January 29, 2014
In rural Panama, law students from Tulane provide residents with pro bono legal consultations.
(Photo by Brittany Wolf)
Nineteen Tulane Law School students performed client intake, legal research and community education in rural Panama recently as representatives of the Tulane Law and Human Rights Chapter of Global Brigades.
Global Brigades has hundreds of chapters worldwide, focused on a range of issues from public health to business to legal aid. Most chapters are on an undergraduate campus.
“I don’t think interest in pro bono work should end after college,” says law student Brittany Wolf, so she and her classmates created the Global Brigades chapter and planned a trip to Rio Congo Arriba in Panama’s Darien Province.
Wolf says that Rio Congo Arriba was an ideal location for a Global Brigades trip. The area is rural and largely undeveloped, and residents earn less than $100 per month, making legal services unaffordable for most.
The Tulane students worked with attorneys from Panama City, Panama, to provide pro bono legal consultations and assist residents with family and property law issues. The group also hosted a workshop to educate residents on their legal rights and empower them to conduct some basic transactions that would not require an attorney, such as obtaining child support.

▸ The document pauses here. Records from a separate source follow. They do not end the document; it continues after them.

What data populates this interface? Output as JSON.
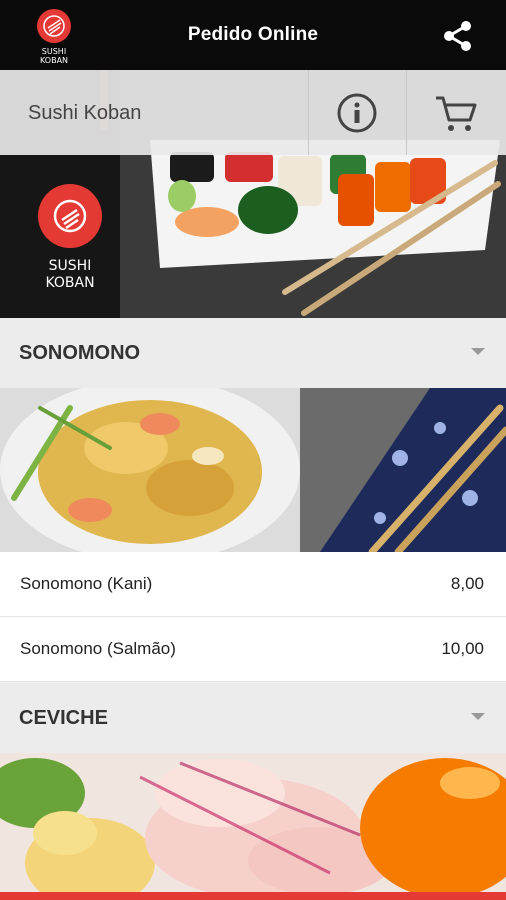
{
  "app": {
    "title": "Pedido Online",
    "logo_text_line1": "SUSHI",
    "logo_text_line2": "KOBAN"
  },
  "store": {
    "name": "Sushi Koban"
  },
  "icons": {
    "share": "share-icon",
    "info": "info-icon",
    "cart": "cart-icon"
  },
  "colors": {
    "topbar": "#0a0a0a",
    "brand_red": "#e53935",
    "category_bg": "#ececec"
  },
  "categories": [
    {
      "label": "SONOMONO",
      "items": [
        {
          "name": "Sonomono (Kani)",
          "price": "8,00"
        },
        {
          "name": "Sonomono (Salmão)",
          "price": "10,00"
        }
      ]
    },
    {
      "label": "CEVICHE",
      "items": []
    }
  ]
}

In addition to learning and explaining a foreign legal system, students also got to brush up on their Spanish. Five of the students speak fluent Spanish and Global Brigades translators joined the group to ensure comprehension.

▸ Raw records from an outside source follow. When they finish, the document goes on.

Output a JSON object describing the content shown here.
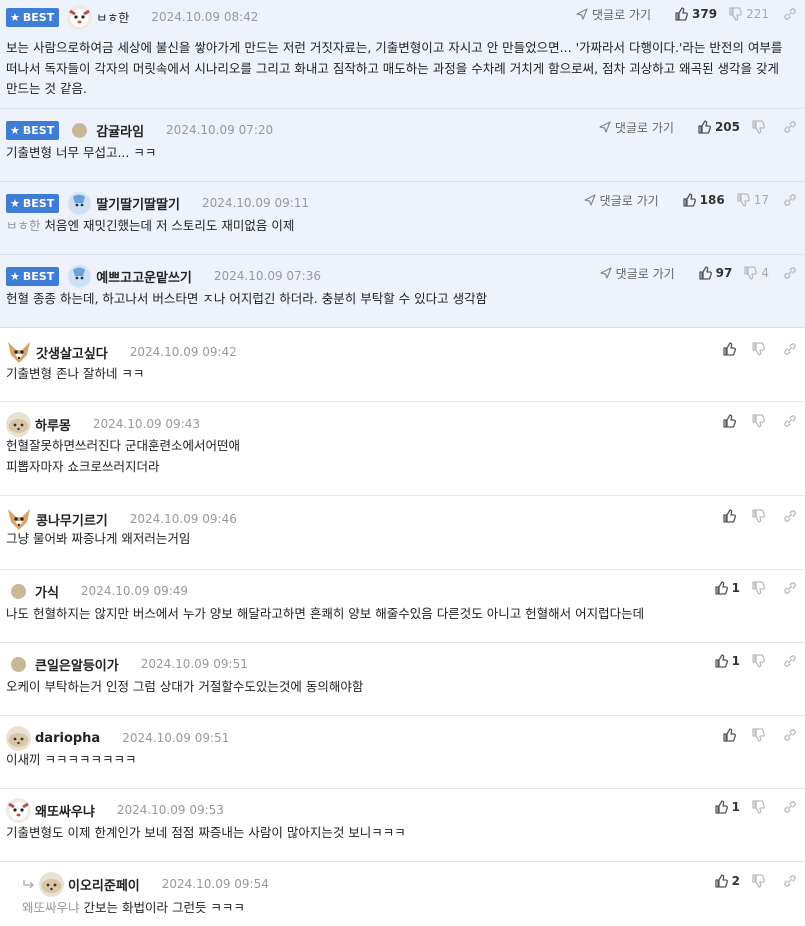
{
  "labels": {
    "best": "BEST",
    "reply": "댓글로 가기"
  },
  "colors": {
    "best_bg": "#eef2fb",
    "badge": "#3e7cd6",
    "mention": "#999999"
  },
  "comments": [
    {
      "best": true,
      "avatar": "dog-white",
      "nick": "ㅂㅎ한",
      "date": "2024.10.09 08:42",
      "text": "보는 사람으로하여금 세상에 불신을 쌓아가게 만드는 저런 거짓자료는, 기출변형이고 자시고 안 만들었으면... '가짜라서 다행이다.'라는 반전의 여부를 떠나서 독자들이 각자의 머릿속에서 시나리오를 그리고 화내고 짐작하고 매도하는 과정을 수차례 거치게 함으로써, 점차 괴상하고 왜곡된 생각을 갖게 만드는 것 같음.",
      "up": "379",
      "down": "221",
      "reply": true
    },
    {
      "best": true,
      "avatar": "dot",
      "nick": "감귤라임",
      "date": "2024.10.09 07:20",
      "text": "기출변형 너무 무섭고... ㅋㅋ",
      "up": "205",
      "down": "",
      "reply": true
    },
    {
      "best": true,
      "avatar": "pony-blue",
      "nick": "딸기딸기딸딸기",
      "date": "2024.10.09 09:11",
      "mention": "ㅂㅎ한",
      "text": "처음엔 재밋긴했는데 저 스토리도 재미없음 이제",
      "up": "186",
      "down": "17",
      "reply": true
    },
    {
      "best": true,
      "avatar": "pony-blue",
      "nick": "예쁘고고운맡쓰기",
      "date": "2024.10.09 07:36",
      "text": "헌혈 종종 하는데, 하고나서 버스타면 ㅈ나 어지럽긴 하더라. 충분히 부탁할 수 있다고 생각함",
      "up": "97",
      "down": "4",
      "reply": true
    },
    {
      "best": false,
      "avatar": "fennec",
      "nick": "갓생살고싶다",
      "date": "2024.10.09 09:42",
      "text": "기출변형 존나 잘하네 ㅋㅋ",
      "up": "",
      "down": ""
    },
    {
      "best": false,
      "avatar": "pup",
      "nick": "하루몽",
      "date": "2024.10.09 09:43",
      "text": "헌혈잘못하면쓰러진다 군대훈련소에서어떤애\n피뽑자마자 쇼크로쓰러지더라",
      "up": "",
      "down": ""
    },
    {
      "best": false,
      "avatar": "fennec",
      "nick": "콩나무기르기",
      "date": "2024.10.09 09:46",
      "text": "그냥 물어봐 짜증나게 왜저러는거임",
      "up": "",
      "down": ""
    },
    {
      "best": false,
      "avatar": "dot",
      "nick": "가식",
      "date": "2024.10.09 09:49",
      "text": "나도 헌혈하지는 않지만 버스에서 누가 양보 해달라고하면 흔쾌히 양보 해줄수있음 다른것도 아니고 헌혈해서 어지럽다는데",
      "up": "1",
      "down": ""
    },
    {
      "best": false,
      "avatar": "dot",
      "nick": "큰일은알등이가",
      "date": "2024.10.09 09:51",
      "text": "오케이 부탁하는거 인정 그럼 상대가 거절할수도있는것에 동의해야함",
      "up": "1",
      "down": ""
    },
    {
      "best": false,
      "avatar": "pup",
      "nick": "dariopha",
      "date": "2024.10.09 09:51",
      "text": "이새끼 ㅋㅋㅋㅋㅋㅋㅋㅋ",
      "up": "",
      "down": ""
    },
    {
      "best": false,
      "avatar": "dog-white",
      "nick": "왜또싸우냐",
      "date": "2024.10.09 09:53",
      "text": "기출변형도 이제 한계인가 보네 점점 짜증내는 사람이 많아지는것 보니ㅋㅋㅋ",
      "up": "1",
      "down": ""
    },
    {
      "best": false,
      "avatar": "pup",
      "nick": "이오리준페이",
      "date": "2024.10.09 09:54",
      "mention": "왜또싸우냐",
      "text": "간보는 화법이라 그런듯 ㅋㅋㅋ",
      "up": "2",
      "down": "",
      "is_reply": true
    }
  ]
}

After pro bono work was done, many of the students participated in a VIP tour of the Panama Canal and met with members of Panama’s government, including Panama’s president, Ricardo Martinelli.
Wolf says the group is already looking at next steps. “We are working with a JD/MBA student to start a business and microfinance chapter at the business school, which we hope to have up and running next year.”

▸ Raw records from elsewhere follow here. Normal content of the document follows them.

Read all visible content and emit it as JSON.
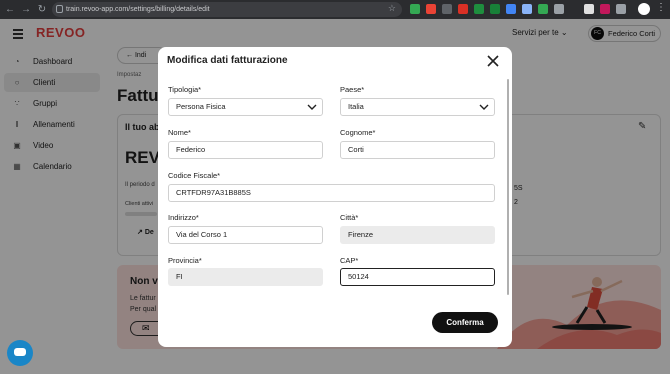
{
  "browser": {
    "url": "train.revoo-app.com/settings/billing/details/edit"
  },
  "app": {
    "logo": "REVOO",
    "services_label": "Servizi per te",
    "user_initials": "FC",
    "user_name": "Federico Corti"
  },
  "sidebar": {
    "items": [
      {
        "label": "Dashboard",
        "icon": "gauge-icon"
      },
      {
        "label": "Clienti",
        "icon": "user-icon"
      },
      {
        "label": "Gruppi",
        "icon": "group-icon"
      },
      {
        "label": "Allenamenti",
        "icon": "dumbbell-icon"
      },
      {
        "label": "Video",
        "icon": "video-icon"
      },
      {
        "label": "Calendario",
        "icon": "calendar-icon"
      }
    ]
  },
  "background": {
    "back_label": "Indi",
    "breadcrumb": "Impostaz",
    "title": "Fattu",
    "card_title": "Il tuo ab",
    "card_big": "REVO",
    "card_period": "Il periodo d",
    "card_clients": "Clienti attivi",
    "card_link": "De",
    "card_r1": "5S",
    "card_r2": "2",
    "banner_title": "Non ve",
    "banner_l1": "Le fattur",
    "banner_l2": "Per qual"
  },
  "modal": {
    "title": "Modifica dati fatturazione",
    "confirm_label": "Conferma",
    "fields": {
      "tipologia": {
        "label": "Tipologia*",
        "value": "Persona Fisica"
      },
      "paese": {
        "label": "Paese*",
        "value": "Italia"
      },
      "nome": {
        "label": "Nome*",
        "value": "Federico"
      },
      "cognome": {
        "label": "Cognome*",
        "value": "Corti"
      },
      "codice_fiscale": {
        "label": "Codice Fiscale*",
        "value": "CRTFDR97A31B885S"
      },
      "indirizzo": {
        "label": "Indirizzo*",
        "value": "Via del Corso 1"
      },
      "citta": {
        "label": "Città*",
        "value": "Firenze"
      },
      "provincia": {
        "label": "Provincia*",
        "value": "FI"
      },
      "cap": {
        "label": "CAP*",
        "value": "50124"
      }
    }
  }
}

Alex Chasick, a freelance writer living in New Orleans, is a 2005 graduate of Tulane University.
This story first appeared in Tulane University's New Wave.